It's time to stop complaining and start campaigning, says Stella Creasy.

A shortage of Marmite, arguments over exporting jam and angry Belgians. And that’s just this month.  As the Canadian trade deal stalls, and the government decides which cottage industry its will pick next as saviour for the nation, the British people are still no clearer getting an answer to what Brexit actually means. And they are also no clearer as to how they can have a say in how that question is answered.

To date there have been three stages to Brexit. The first was ideological: an ever-rising euroscepticism, rooted in a feeling that the costs the compromises working with others require were not comparable to the benefits. It oozed out, almost unnoticed, from its dormant home deep in the Labour left and the Tory right, stoked by Ukip to devastating effect.

The second stage was the campaign of that referendum itself: a focus on immigration over-riding a wider debate about free trade, and underpinned by the tempting and vague claim that, in an unstable, unfair world, control could be taken back. With any deal dependent on the agreement of twenty eight other countries, it has already proved a hollow victory.

For the last few months, these consequences of these two stages have dominated discussion, generating heat, but not light about what happens next. Neither has anything helped to bring back together those who feel their lives are increasingly at the mercy of a political and economic elite and those who fear Britain is retreating from being a world leader to a back water.

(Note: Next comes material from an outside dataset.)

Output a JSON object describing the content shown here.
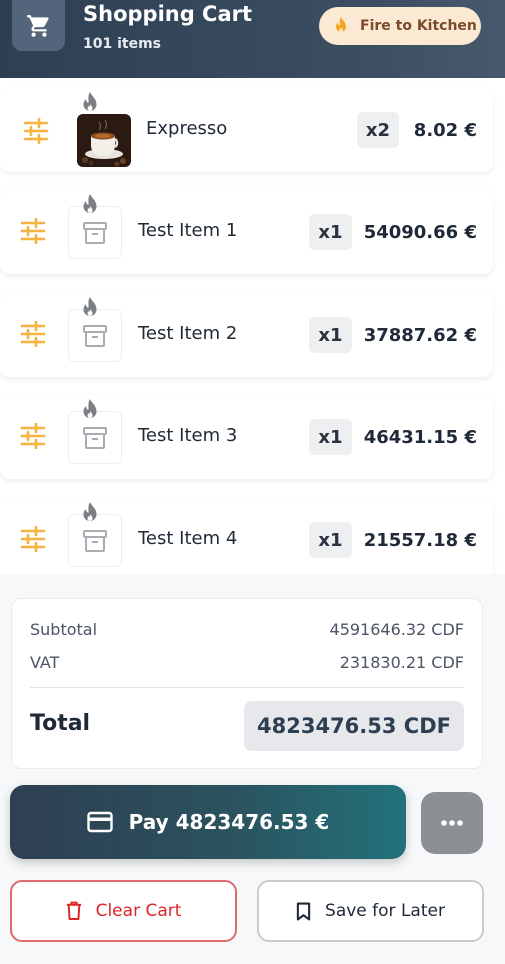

Little wonder the analogy most commonly and easily reached for by commentators has been that of a divorce. They speculate our coming separation from our EU partners is going to be messy, combative and rancorous. Trash talk from some - including those in charge of negotiating -  further feeds this perception. That’s why it is time for all sides to push onto Brexit part three: the practical stage. How and when is it actually going to happen?

A more constructive framework to use than marriage is one of a changing business, rather than a changing relationship. Whatever the solid economic benefits of EU membership, the British people decided the social and democratic costs had become too great. So now we must adapt.

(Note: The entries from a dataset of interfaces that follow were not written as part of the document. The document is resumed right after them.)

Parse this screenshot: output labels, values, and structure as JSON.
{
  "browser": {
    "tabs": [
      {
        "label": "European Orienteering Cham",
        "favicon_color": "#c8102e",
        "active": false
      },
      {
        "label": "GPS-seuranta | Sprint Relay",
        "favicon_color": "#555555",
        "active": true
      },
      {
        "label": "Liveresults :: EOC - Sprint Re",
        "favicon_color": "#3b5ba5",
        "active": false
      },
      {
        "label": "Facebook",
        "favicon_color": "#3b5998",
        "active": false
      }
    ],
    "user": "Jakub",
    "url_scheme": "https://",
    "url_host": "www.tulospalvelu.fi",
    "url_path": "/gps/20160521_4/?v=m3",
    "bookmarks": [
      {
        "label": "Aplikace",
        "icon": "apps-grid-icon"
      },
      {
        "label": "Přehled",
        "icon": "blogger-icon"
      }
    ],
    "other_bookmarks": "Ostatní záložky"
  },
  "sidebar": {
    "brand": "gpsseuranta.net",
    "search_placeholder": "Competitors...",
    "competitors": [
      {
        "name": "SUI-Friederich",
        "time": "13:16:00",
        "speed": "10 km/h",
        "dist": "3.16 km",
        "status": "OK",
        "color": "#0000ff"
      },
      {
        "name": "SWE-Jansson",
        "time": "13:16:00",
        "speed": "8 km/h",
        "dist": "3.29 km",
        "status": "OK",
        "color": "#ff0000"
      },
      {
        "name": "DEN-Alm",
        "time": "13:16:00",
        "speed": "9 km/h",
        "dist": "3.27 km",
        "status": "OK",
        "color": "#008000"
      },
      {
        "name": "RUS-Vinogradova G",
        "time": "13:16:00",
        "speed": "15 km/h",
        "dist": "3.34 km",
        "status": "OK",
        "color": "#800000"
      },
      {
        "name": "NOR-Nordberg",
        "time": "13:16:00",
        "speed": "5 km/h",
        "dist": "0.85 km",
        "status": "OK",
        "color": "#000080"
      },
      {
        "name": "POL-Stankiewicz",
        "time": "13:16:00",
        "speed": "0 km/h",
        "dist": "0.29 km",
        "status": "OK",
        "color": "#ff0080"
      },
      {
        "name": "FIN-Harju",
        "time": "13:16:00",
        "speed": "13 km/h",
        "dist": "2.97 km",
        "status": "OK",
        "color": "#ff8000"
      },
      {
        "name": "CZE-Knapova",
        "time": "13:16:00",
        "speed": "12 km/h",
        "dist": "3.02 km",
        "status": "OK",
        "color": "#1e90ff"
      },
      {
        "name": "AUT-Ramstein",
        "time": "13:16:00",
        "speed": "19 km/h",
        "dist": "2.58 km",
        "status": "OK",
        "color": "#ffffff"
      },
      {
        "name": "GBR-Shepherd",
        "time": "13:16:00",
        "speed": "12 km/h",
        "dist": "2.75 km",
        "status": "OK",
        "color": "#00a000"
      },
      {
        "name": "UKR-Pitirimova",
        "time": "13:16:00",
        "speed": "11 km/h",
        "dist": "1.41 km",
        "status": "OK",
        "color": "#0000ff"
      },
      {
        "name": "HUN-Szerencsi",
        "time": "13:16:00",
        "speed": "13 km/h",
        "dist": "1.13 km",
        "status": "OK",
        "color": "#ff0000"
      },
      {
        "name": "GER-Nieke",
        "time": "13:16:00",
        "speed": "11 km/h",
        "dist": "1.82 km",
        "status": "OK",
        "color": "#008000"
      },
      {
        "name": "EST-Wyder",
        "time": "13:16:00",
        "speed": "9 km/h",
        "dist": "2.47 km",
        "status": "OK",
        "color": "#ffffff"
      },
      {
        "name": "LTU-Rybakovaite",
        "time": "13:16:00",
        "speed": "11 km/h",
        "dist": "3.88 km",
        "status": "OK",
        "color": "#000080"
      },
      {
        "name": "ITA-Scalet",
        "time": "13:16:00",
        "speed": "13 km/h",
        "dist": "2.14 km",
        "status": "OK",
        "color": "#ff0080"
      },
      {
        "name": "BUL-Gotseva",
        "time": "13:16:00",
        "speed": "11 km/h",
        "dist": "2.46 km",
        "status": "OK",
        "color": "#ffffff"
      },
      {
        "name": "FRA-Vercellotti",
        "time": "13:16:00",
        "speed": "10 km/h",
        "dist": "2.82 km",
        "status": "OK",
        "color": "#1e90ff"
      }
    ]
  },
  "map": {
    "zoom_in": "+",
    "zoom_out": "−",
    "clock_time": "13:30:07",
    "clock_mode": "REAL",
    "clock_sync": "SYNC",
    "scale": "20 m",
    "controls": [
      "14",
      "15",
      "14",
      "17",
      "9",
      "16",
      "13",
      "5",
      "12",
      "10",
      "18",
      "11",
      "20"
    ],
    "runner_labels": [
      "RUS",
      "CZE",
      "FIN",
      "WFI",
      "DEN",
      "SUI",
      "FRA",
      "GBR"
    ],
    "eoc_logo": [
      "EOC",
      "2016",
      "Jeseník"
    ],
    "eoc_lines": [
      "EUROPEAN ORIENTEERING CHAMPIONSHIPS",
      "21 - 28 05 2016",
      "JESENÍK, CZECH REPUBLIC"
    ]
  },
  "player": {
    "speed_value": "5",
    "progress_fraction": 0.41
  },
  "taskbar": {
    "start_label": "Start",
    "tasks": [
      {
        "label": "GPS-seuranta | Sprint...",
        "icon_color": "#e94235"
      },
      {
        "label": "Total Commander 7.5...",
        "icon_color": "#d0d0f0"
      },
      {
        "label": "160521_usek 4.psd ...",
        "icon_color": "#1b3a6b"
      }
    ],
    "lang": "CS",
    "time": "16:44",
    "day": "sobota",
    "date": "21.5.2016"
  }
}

Brexit should be as much about innovating in what we make and create as it is about seeking to renew our trading deals with the world. New products must be sought alongside new markets. This doesn’t have to mean cutting corners or cutting jobs, but it does mean being prepared to learn new skills and invest in helping those in industries that are struggling to make this leap to move on. The UK has an incredible and varied set of services and products to offer the world, but will need to focus on what we do well and uniquely here to thrive. This is easier said than done, but can also offer hope. Specialising and skilling up also means we can resist those who want us to jettison hard-won environmental and social protections as an alternative. 

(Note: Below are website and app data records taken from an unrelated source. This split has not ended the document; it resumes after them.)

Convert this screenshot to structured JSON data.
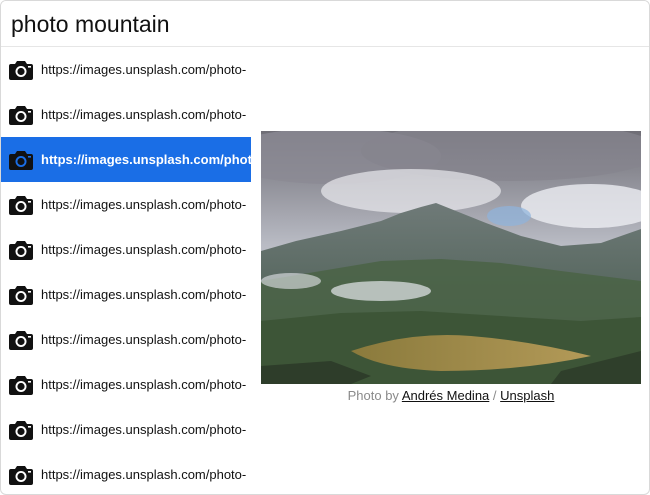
{
  "search": {
    "query": "photo mountain"
  },
  "results": {
    "icon": "camera-icon",
    "selected_index": 2,
    "items": [
      {
        "label": "https://images.unsplash.com/photo-"
      },
      {
        "label": "https://images.unsplash.com/photo-"
      },
      {
        "label": "https://images.unsplash.com/photo-"
      },
      {
        "label": "https://images.unsplash.com/photo-"
      },
      {
        "label": "https://images.unsplash.com/photo-"
      },
      {
        "label": "https://images.unsplash.com/photo-"
      },
      {
        "label": "https://images.unsplash.com/photo-"
      },
      {
        "label": "https://images.unsplash.com/photo-"
      },
      {
        "label": "https://images.unsplash.com/photo-"
      },
      {
        "label": "https://images.unsplash.com/photo-"
      }
    ]
  },
  "preview": {
    "image": "mountain-landscape-photo",
    "credit_prefix": "Photo by",
    "author": "Andrés Medina",
    "separator": "/",
    "source": "Unsplash"
  },
  "colors": {
    "selection": "#1a6ee6",
    "credit_text": "#8a8a8a"
  }
}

Most accept such a transition will take time. But what is contested is that it will require openness. However, handing the public a done deal - however well mediated - will do little to address the division within our country. Ensuring the best deal in a way that can garner the public support it needs to work requires strong feedback channels. That is why transparency about the government's plans for Brexit is so important. Of course, a balance needs to be struck with the need to protect negotiating positions, but scrutiny by parliament- and by extension the public- will be vital. With so many differing factors at stake and choices to be made, MPs have to be able and willing to bring their constituents into the discussion not just about what Brexit actually entails, but also what kind of country Britain will be during and after the result - and their role in making it happen. 

Those who want to claim the engagement of parliament and the public undermines the referendum result are still in stages one and two of this debate, looking for someone to blame for past injustices, not building a better future for all. Our Marmite may be safe for the moment, but Brexit can’t remain a love it or hate it phenomenon. It’s time for everyone to get practical.